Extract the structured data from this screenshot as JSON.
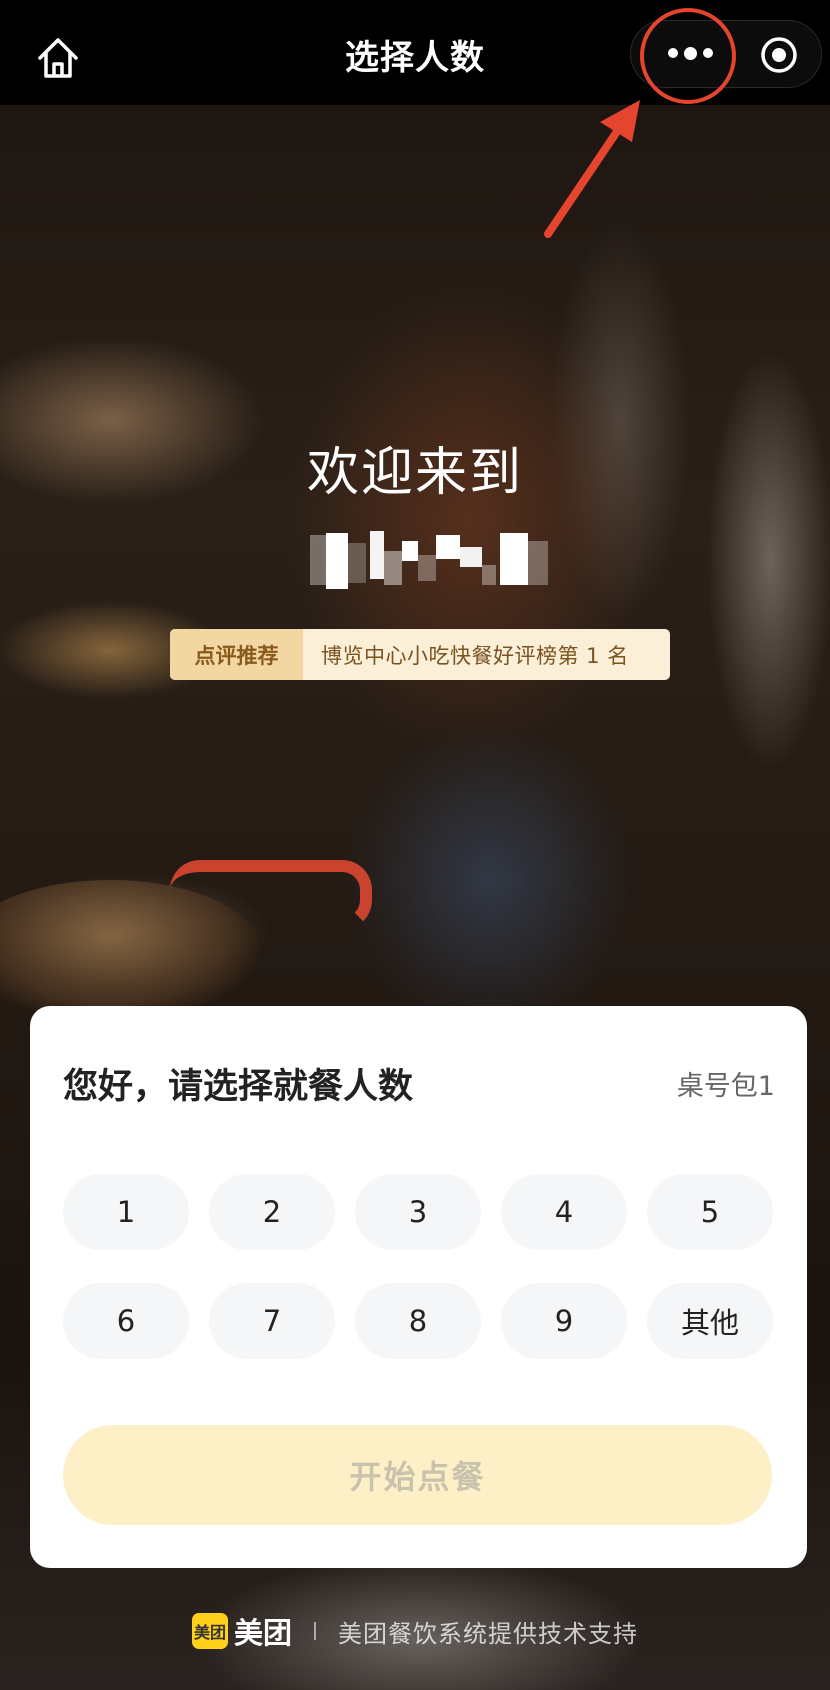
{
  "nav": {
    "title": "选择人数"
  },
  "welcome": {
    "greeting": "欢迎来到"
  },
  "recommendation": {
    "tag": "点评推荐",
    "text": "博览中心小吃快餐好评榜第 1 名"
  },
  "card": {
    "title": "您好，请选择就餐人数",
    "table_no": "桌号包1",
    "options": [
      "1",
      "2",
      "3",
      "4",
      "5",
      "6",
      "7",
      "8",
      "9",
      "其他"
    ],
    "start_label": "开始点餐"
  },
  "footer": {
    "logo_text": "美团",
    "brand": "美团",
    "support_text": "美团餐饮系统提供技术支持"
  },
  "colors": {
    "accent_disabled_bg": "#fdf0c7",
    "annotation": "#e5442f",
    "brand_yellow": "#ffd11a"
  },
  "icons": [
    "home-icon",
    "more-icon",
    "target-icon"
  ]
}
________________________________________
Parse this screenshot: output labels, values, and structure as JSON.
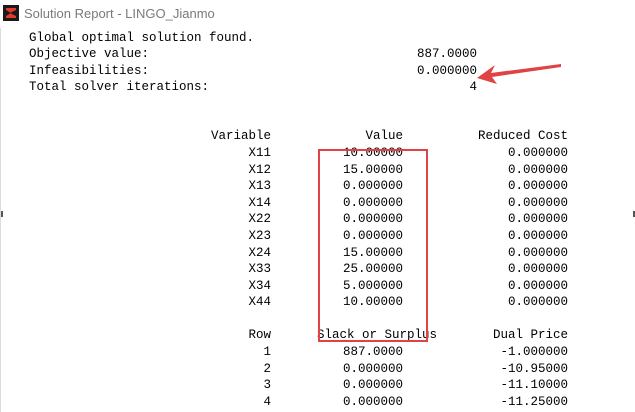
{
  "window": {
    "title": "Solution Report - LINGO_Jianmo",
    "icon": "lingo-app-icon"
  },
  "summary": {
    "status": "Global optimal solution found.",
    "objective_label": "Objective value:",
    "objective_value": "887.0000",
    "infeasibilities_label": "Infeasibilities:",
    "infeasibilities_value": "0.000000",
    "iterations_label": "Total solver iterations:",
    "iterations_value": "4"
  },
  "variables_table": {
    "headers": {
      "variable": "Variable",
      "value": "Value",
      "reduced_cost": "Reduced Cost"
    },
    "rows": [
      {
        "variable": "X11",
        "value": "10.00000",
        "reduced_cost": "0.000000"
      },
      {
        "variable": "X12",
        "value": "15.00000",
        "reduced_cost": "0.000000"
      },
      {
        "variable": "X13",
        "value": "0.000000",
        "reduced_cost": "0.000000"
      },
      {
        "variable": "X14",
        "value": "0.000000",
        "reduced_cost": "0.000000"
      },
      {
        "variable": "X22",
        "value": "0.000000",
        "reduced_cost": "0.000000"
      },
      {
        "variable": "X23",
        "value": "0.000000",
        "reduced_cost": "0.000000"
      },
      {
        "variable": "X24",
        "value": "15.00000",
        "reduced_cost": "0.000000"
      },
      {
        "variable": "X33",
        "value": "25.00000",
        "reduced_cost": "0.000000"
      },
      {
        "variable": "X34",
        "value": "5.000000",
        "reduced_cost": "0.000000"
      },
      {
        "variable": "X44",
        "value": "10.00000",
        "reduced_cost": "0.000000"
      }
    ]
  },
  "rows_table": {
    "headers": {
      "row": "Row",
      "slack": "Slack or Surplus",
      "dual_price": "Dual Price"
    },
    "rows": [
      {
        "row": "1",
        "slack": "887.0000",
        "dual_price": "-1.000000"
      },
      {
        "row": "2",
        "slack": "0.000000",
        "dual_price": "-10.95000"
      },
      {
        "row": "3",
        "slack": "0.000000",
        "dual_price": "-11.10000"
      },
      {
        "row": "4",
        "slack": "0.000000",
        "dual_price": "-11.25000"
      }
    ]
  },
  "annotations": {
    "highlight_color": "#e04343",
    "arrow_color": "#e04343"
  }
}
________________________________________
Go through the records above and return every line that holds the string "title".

Task solution ->
    "title": "选择人数"
    "title": "您好，请选择就餐人数",
    "title": "Solution Report - LINGO_Jianmo",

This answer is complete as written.